It’s not simply that it’s “too soon” for such movies. That’s highly debatable. More to the point is that the stark reality of these explosive events as we live through them – in the news, in real time, on TV and through investigative documentaries – potentially outflanks any attempt to dramatize them using embellished scenarios and famous actors.
A film director doesn’t have to shoot the works to hold an audience. If the drama is galvanizing enough, that’s all you need. And what we have here is more than enough: Viola Davis in one of her greatest performances, and the late Chadwick Boseman in his final and most powerful appearance.
Clearly Sorkin sees the Chicago 7 as victims of the vilification of dissent. He also sees them as exemplars – this is his version of a superhero movie – and the idealization at times gets a bit sticky.
The Booksellers is a documentary for people who treasure the sheer look and feel of books. It is for anyone who has ever spent way too much time in used and rare bookstores teetering on tall ladders or squeezing through narrow, tome-filled aisles in search of that most precious of commodities: the book you didn’t know you needed until you found it – or, to be more precise, it found you.
The problem is that there is very little chemistry between the actresses, and Haynes and screenwriter Phyllis Nagy are far too studied in their depiction of passion. The most impressive performance in the movie is given by Blanchett’s elaborately coiffed, cast-iron hairdo.
The paradox of Tarantino’s oeuvre is that it is highly derivative of other movies, mostly genre pulp, and yet the films seem distinctly his. He is the most influential director of his generation because he ranges promiscuously through pop culture and brings to his borrowings an incendiary force.
It doesn’t put you through the emotional wringer the way its predecessor did, but it’s consistently inventive, funny, witty, and heartfelt. In other words, it’s a lot better than it has any right to be. It’s more than good enough to justify its existence.

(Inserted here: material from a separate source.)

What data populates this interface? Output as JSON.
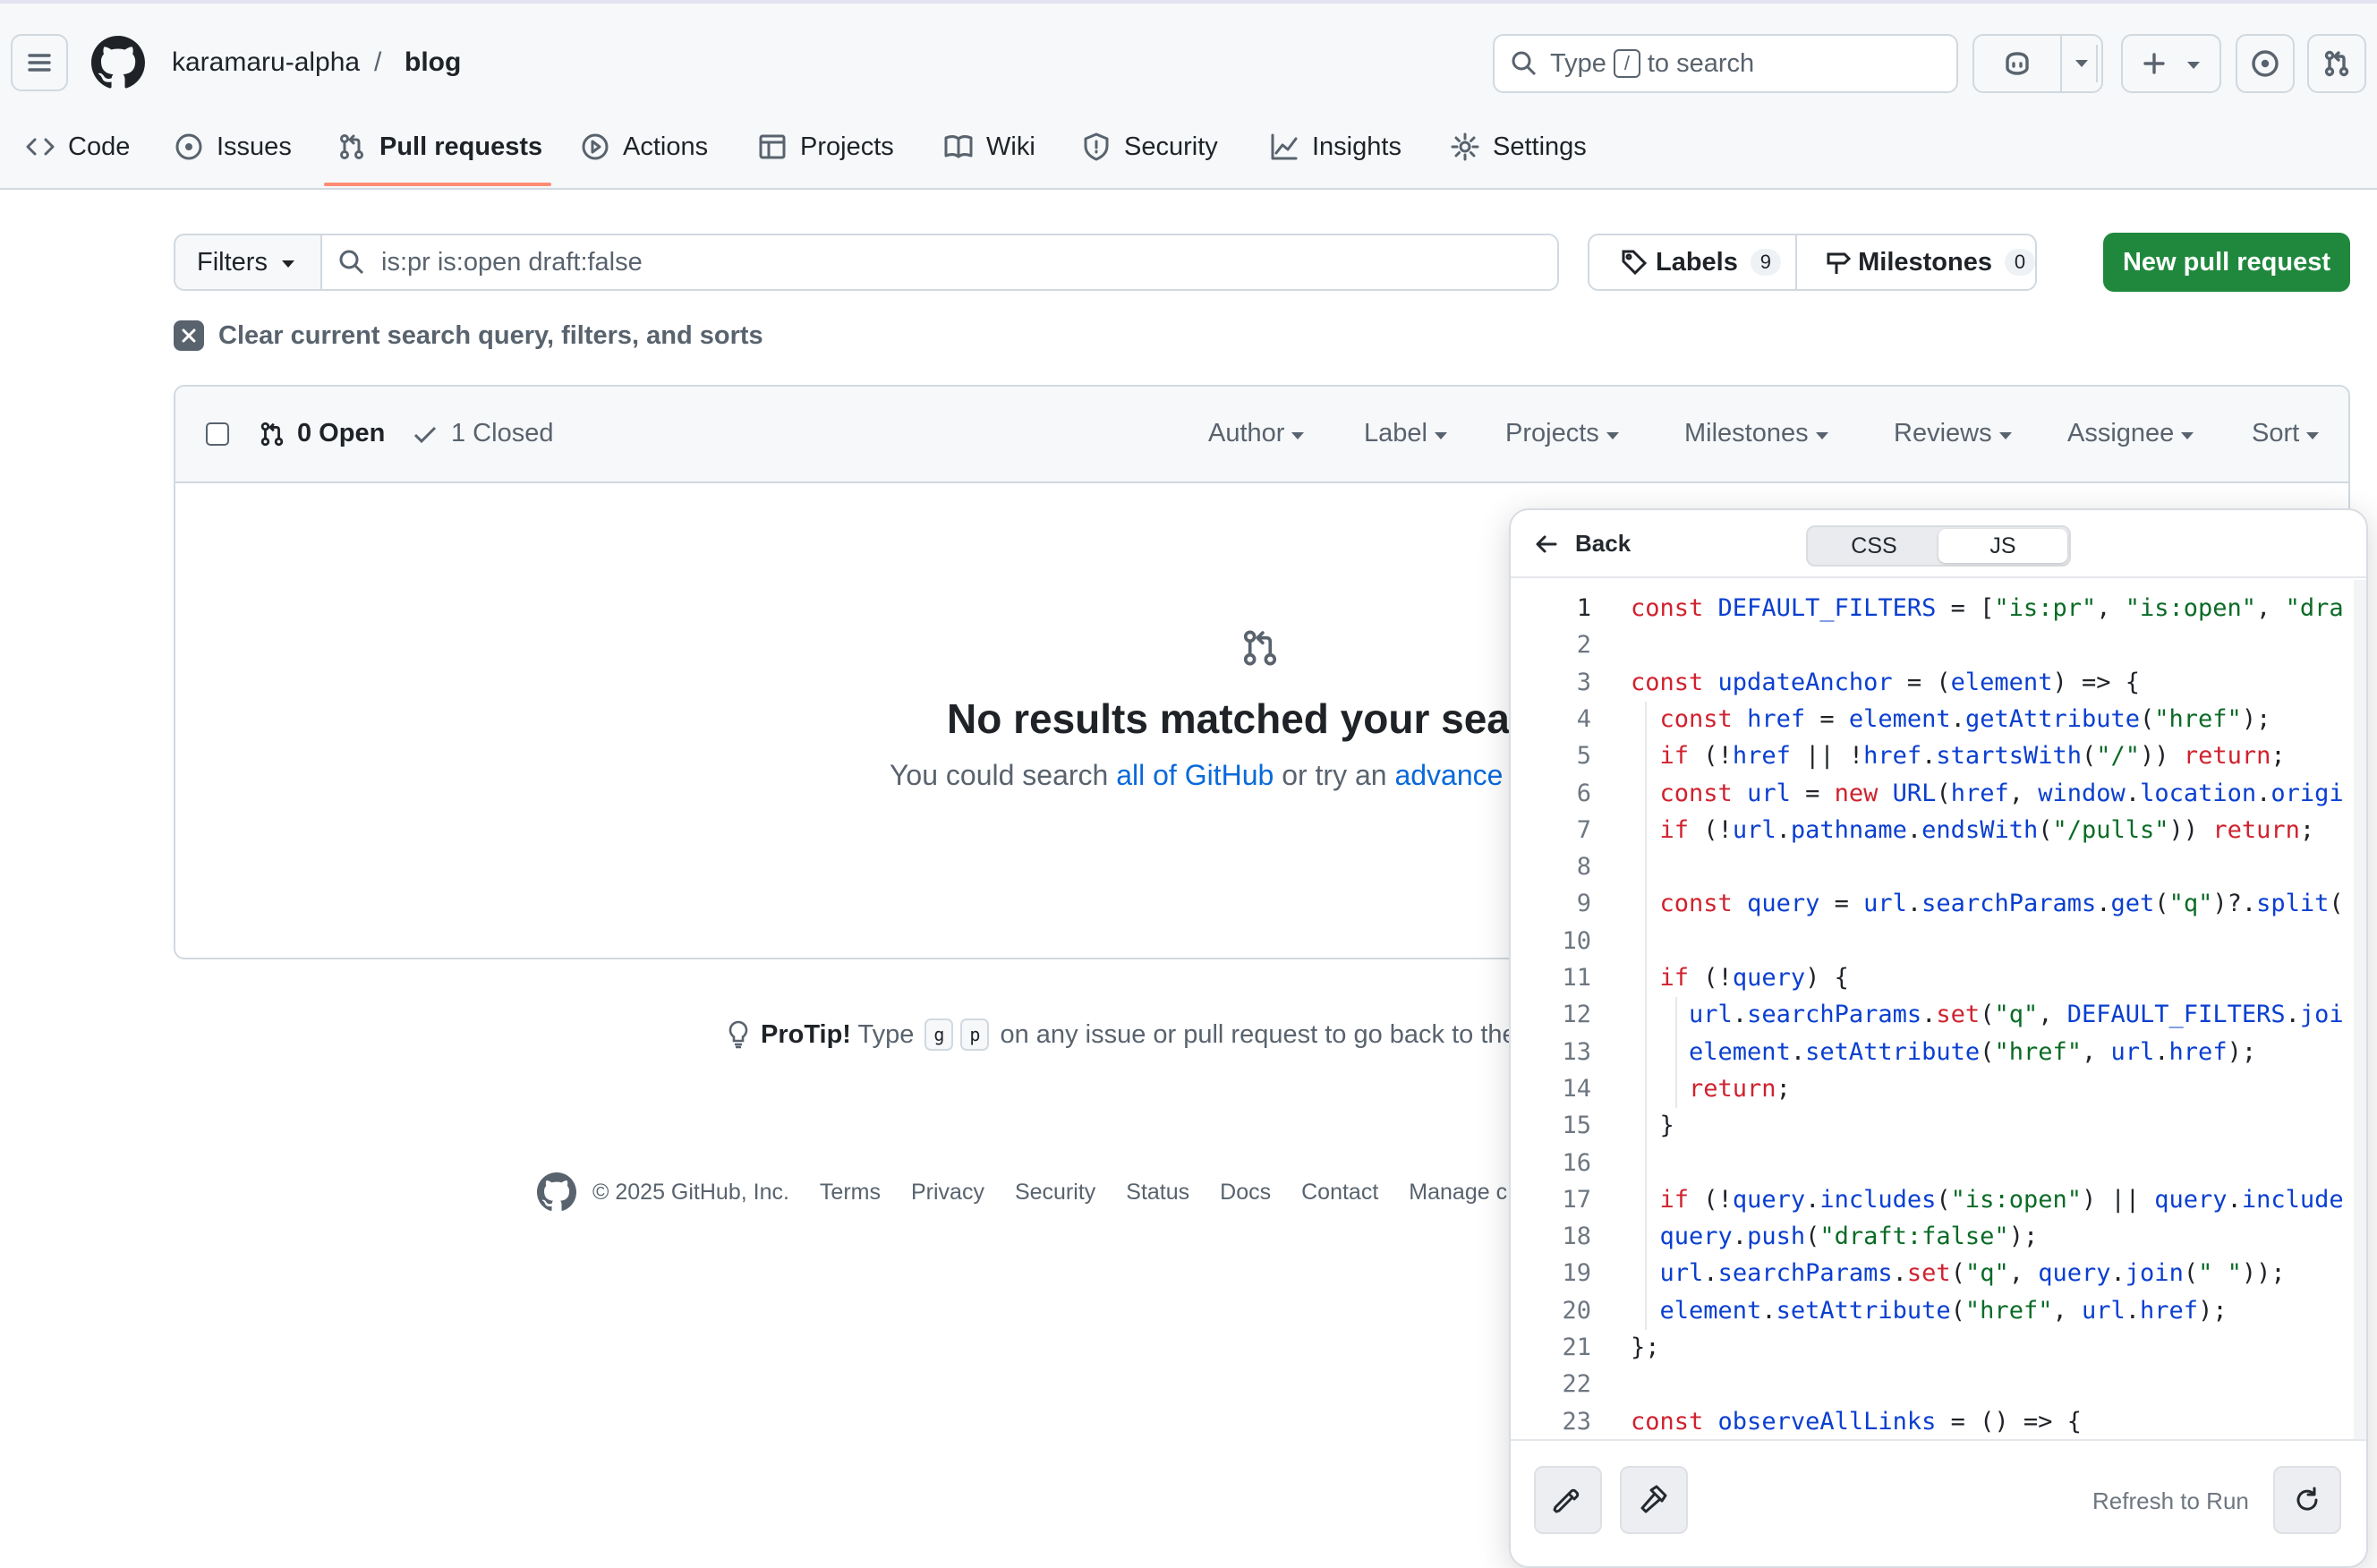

If you care anything about the music of groups like The Byrds, Buffalo Springfield, The Mamas and the Papas, The Beach Boys, or Crosby, Stills, Nash & Young, the ramshackle, engagingly anecdotal Echo in the Canyon is required viewing.